Lottery is a form of gambling in which people buy numbered tickets and numbers are drawn to determine winners. Prizes are usually cash or goods. Many states have legalized it, although some still ban it. The word comes from the Middle Dutch word lottere “to draw lots” (OED). The idea of giving away items by lottery can be traced back centuries. It is mentioned in the Old Testament, and Roman emperors used lotteries to give away property and slaves. It also became popular among dinner parties, where guests would be given a ticket to take part in a drawing for prizes that could be anything from fancy dinnerware to food.
In the United States, lotteries began in the 18th century. They initially met with strong opposition, particularly from Christians. But as the popularity of the games grew, the anti-lottery movement faded. By the mid-1960s, state governments viewed them as an important source of revenue and a way to provide services without burdening poor and working class citizens with higher taxes.
Lottery winnings can be very large, but the odds of hitting the jackpot are slim. To increase your chances, play a smaller game with fewer participants. Pick numbers that aren’t close together, as other players are less likely to choose those combinations. Also avoid choosing numbers that have sentimental value, like birthdays or ages of family members.
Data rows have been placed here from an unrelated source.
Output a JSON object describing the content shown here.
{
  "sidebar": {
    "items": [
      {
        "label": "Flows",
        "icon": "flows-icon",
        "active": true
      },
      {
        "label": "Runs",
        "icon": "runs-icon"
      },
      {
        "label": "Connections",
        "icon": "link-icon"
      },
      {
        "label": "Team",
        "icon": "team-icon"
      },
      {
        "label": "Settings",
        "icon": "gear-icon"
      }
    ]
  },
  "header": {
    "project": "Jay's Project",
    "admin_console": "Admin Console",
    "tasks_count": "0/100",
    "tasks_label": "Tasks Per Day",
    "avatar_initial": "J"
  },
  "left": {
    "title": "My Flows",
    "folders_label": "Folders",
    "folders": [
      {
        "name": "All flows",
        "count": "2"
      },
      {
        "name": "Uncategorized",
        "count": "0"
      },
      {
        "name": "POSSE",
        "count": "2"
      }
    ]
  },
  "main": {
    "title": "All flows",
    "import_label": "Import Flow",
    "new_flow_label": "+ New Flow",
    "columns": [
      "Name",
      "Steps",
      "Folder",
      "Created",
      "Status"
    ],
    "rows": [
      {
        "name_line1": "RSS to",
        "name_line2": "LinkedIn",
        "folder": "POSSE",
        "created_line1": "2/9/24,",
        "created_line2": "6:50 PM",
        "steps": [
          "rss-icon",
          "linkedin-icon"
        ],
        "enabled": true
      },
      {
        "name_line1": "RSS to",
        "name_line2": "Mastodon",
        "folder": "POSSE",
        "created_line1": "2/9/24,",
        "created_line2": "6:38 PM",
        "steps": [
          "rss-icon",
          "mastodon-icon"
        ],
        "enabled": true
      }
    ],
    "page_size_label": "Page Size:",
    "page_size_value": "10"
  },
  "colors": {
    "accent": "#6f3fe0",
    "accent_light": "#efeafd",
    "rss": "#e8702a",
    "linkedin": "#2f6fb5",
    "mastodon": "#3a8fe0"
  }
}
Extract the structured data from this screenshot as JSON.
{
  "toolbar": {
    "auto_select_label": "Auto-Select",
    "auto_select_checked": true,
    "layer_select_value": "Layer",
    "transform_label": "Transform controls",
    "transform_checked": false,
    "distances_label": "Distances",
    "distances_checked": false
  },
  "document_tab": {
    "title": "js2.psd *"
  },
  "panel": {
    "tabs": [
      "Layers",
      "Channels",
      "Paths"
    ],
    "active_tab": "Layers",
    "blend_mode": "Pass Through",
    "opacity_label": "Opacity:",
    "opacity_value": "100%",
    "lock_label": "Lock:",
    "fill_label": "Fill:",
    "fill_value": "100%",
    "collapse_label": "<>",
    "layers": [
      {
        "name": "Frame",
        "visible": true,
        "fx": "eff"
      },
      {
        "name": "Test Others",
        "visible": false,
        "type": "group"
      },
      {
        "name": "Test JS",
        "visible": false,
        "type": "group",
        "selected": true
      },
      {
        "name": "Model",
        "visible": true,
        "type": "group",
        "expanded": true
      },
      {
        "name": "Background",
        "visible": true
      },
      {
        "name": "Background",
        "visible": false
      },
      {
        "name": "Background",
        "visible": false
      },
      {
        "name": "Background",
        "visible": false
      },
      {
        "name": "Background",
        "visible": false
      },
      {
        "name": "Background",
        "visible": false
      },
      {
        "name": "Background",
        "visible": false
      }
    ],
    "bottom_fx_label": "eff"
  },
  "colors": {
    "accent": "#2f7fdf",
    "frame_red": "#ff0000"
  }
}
And don’t buy tickets for multiple lottery games, as you have to share the winnings with anyone who has the same number sequence.